The mad dash for campaign cash has begun in earnest in Maryland, with the leading contenders for governor already amassing about $2.5 million for a race that is still three years off.

Campaign finance reports due to state officials today show that three Democratic candidates are aggressively raising money and already have garnered enough cash that other potential candidates--unless independently wealthy--would have a difficult time catching up.

Baltimore County Executive C.A. "Dutch" Ruppersberger has the most on hand, $1,047,984. Lt. Gov. Kathleen Kennedy Townsend has $863,744, and Montgomery County Executive Douglas M. Duncan has $444,352.

U.S. Rep. Robert Ehrlich Jr., a leading Republican gubernatorial prospect, has $74,798 in his state campaign account. He also has been raising money for his federal campaign fund, and aides said that account would total more than $550,000 by the end of the year. In an interview, Ehrlich said his campaign attorneys were researching ways that the federal money might be converted if he decides to mount a statewide campaign.

"Everybody's trying to raise money to look like they're serious contenders," said Lee Friedman, Duncan's campaign coordinator.

Gov. Parris N. Glendening (D) and his Republican challenger, Ellen R. Sauerbrey, set the record for a gubernatorial contest in 1998, raising about $6 million and $6.2 million respectively.

Fund-raising is no longer confined to the year or two before an election but is now a perpetual process. "The Bush phenomena raises it even further," said Michael Davis, a Ruppersberger spokesman, referring to Texas Gov. George W. Bush's lead in the race for the GOP presidential nomination. That lead is attributable in part to Bush's early dominance in fund-raising.

Maryland politics appears to be following the national trend, in which early fund-raising weeds out candidates unable to garner big bucks.

"What they're trying to do is . . . lock up so much money so long before the campaign that you preempt the field," said Johns Hopkins University political scientist Matthew Crenson. "It used to be, you raised money to finance your campaign. Now, the raising of money is itself a campaign because it determines who's going to run."

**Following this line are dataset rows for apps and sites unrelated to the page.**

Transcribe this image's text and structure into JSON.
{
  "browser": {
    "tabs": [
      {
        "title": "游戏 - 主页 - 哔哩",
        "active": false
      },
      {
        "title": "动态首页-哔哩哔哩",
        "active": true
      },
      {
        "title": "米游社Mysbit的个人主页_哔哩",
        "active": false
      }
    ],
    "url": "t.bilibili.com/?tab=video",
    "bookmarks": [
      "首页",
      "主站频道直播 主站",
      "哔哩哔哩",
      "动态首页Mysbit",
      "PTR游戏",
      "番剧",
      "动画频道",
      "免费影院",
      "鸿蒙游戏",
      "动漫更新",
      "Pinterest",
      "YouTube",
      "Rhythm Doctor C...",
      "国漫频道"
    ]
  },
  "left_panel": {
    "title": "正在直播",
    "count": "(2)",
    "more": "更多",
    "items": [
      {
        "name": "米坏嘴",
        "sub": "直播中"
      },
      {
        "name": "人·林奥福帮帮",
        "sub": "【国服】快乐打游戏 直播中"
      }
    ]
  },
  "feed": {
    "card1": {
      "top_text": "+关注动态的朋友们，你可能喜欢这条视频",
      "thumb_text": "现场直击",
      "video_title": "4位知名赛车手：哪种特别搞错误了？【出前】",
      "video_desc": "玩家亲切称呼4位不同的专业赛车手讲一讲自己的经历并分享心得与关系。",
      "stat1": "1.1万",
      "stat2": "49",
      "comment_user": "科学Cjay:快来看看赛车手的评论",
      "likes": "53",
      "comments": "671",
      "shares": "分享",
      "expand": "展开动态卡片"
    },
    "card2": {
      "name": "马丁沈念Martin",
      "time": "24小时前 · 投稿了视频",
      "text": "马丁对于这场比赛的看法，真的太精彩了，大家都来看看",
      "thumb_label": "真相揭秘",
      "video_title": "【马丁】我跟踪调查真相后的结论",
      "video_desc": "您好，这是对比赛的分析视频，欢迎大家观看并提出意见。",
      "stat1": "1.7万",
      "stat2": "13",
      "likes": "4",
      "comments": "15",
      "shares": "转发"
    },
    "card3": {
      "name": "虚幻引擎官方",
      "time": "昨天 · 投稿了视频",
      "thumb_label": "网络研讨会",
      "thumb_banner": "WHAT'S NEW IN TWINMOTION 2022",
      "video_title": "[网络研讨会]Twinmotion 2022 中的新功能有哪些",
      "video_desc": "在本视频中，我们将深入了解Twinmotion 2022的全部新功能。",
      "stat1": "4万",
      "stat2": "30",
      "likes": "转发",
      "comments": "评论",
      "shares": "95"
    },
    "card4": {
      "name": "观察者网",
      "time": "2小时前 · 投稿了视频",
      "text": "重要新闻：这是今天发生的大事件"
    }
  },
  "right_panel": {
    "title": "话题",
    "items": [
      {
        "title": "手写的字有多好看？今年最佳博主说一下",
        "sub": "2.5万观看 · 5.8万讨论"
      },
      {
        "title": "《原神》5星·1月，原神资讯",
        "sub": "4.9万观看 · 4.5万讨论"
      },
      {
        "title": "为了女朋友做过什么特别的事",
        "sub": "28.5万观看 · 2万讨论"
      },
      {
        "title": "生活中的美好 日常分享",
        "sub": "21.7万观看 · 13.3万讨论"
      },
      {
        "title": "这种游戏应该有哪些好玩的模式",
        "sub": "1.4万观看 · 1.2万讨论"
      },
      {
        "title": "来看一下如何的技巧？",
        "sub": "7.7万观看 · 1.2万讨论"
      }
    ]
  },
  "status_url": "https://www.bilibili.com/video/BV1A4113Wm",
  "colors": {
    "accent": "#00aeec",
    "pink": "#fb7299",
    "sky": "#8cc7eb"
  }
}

All three leading Maryland Democrats are popular officeholders who can tap proven sources of cash.

"There's no question that the time period that people have traditionally raised money has been extended," said Jeffrey Liss, Townsend's campaign treasurer. "These are three very popular leaders. That's why people want to get on board early."

Although Ruppersberger has the most cash on hand, he also started the year-long reporting period with the most cash in the bank. He began the cycle with $529,624 that he raised during the last four-year election cycle.

Davis said Ruppersberger had that much money left over because the county executive did not have a difficult time winning reelection in 1998 and did not have to purchase television time for his campaign.

Duncan has been raising money at about the same pace as Ruppersberger during this election cycle, having collected all but $11,000 of his cash this year. Although he, too, did not face a serious challenge in the last election, he spent much of his campaign cash on Democratic get-out-the-vote efforts.

Friedman, Duncan's campaign coordinator, said that most of the money raised so far has been from Montgomery County supporters but that Duncan has begun traveling the state and plans fund-raisers soon in Baltimore.

Townsend has been setting the pace in fund-raising. She started the year with $103,302 in the bank and has collected more than $908,000 since January. After expenses, she still has more than $863,000 banked.

The lieutenant governor held a major Baltimore fund-raiser Nov. 17, attracting 600 people, and her report does not include money collected at the door because the cutoff date for the latest state reports was Nov. 16.